Go through the entries below and retype them exactly, omitting each picture.
══ Data records
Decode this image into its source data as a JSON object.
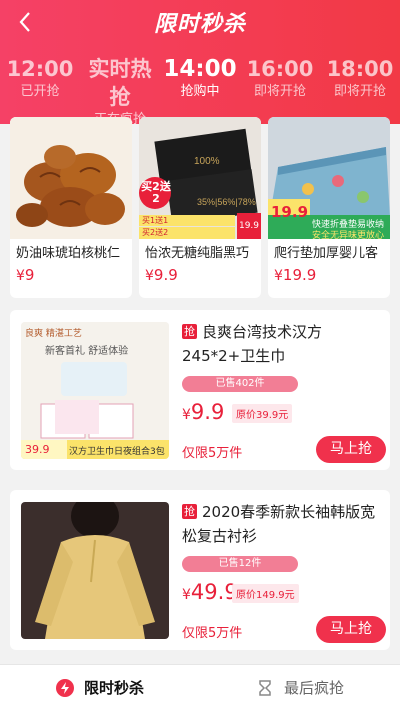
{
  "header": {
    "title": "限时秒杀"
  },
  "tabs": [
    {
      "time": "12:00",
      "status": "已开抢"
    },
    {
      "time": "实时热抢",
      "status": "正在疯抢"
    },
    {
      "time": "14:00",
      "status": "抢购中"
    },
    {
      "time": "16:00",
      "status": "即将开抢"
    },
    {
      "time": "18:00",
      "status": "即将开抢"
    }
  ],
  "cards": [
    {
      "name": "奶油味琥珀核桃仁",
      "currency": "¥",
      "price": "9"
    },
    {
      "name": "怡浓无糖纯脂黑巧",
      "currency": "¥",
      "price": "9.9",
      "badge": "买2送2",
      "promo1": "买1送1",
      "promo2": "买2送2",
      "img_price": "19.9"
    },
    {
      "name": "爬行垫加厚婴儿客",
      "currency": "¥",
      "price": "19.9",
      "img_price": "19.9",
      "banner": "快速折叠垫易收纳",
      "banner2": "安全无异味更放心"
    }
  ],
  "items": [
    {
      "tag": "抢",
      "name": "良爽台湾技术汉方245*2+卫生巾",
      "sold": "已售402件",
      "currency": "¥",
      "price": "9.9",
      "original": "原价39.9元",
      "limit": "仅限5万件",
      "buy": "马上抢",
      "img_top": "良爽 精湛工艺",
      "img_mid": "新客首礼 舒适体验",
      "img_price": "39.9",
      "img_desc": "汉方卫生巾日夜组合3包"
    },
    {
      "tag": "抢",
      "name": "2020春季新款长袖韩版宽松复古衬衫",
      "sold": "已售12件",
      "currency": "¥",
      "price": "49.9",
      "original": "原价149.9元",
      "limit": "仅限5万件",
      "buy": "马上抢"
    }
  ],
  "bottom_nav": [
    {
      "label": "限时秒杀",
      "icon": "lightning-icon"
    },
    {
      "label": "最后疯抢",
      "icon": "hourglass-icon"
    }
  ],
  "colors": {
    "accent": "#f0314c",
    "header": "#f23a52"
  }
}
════
Written reply ▸
Decode this image into its source data as a JSON object.
{
  "header": {
    "title": "限时秒杀"
  },
  "tabs": [
    {
      "time": "12:00",
      "status": "已开抢"
    },
    {
      "time": "实时热抢",
      "status": "正在疯抢"
    },
    {
      "time": "14:00",
      "status": "抢购中"
    },
    {
      "time": "16:00",
      "status": "即将开抢"
    },
    {
      "time": "18:00",
      "status": "即将开抢"
    }
  ],
  "cards": [
    {
      "name": "奶油味琥珀核桃仁",
      "currency": "¥",
      "price": "9"
    },
    {
      "name": "怡浓无糖纯脂黑巧",
      "currency": "¥",
      "price": "9.9",
      "badge": "买2送2",
      "promo1": "买1送1",
      "promo2": "买2送2",
      "img_price": "19.9"
    },
    {
      "name": "爬行垫加厚婴儿客",
      "currency": "¥",
      "price": "19.9",
      "img_price": "19.9",
      "banner": "快速折叠垫易收纳",
      "banner2": "安全无异味更放心"
    }
  ],
  "items": [
    {
      "tag": "抢",
      "name": "良爽台湾技术汉方245*2+卫生巾",
      "sold": "已售402件",
      "currency": "¥",
      "price": "9.9",
      "original": "原价39.9元",
      "limit": "仅限5万件",
      "buy": "马上抢",
      "img_top": "良爽 精湛工艺",
      "img_mid": "新客首礼 舒适体验",
      "img_price": "39.9",
      "img_desc": "汉方卫生巾日夜组合3包"
    },
    {
      "tag": "抢",
      "name": "2020春季新款长袖韩版宽松复古衬衫",
      "sold": "已售12件",
      "currency": "¥",
      "price": "49.9",
      "original": "原价149.9元",
      "limit": "仅限5万件",
      "buy": "马上抢"
    }
  ],
  "bottom_nav": [
    {
      "label": "限时秒杀",
      "icon": "lightning-icon"
    },
    {
      "label": "最后疯抢",
      "icon": "hourglass-icon"
    }
  ],
  "colors": {
    "accent": "#f0314c",
    "header": "#f23a52"
  }
}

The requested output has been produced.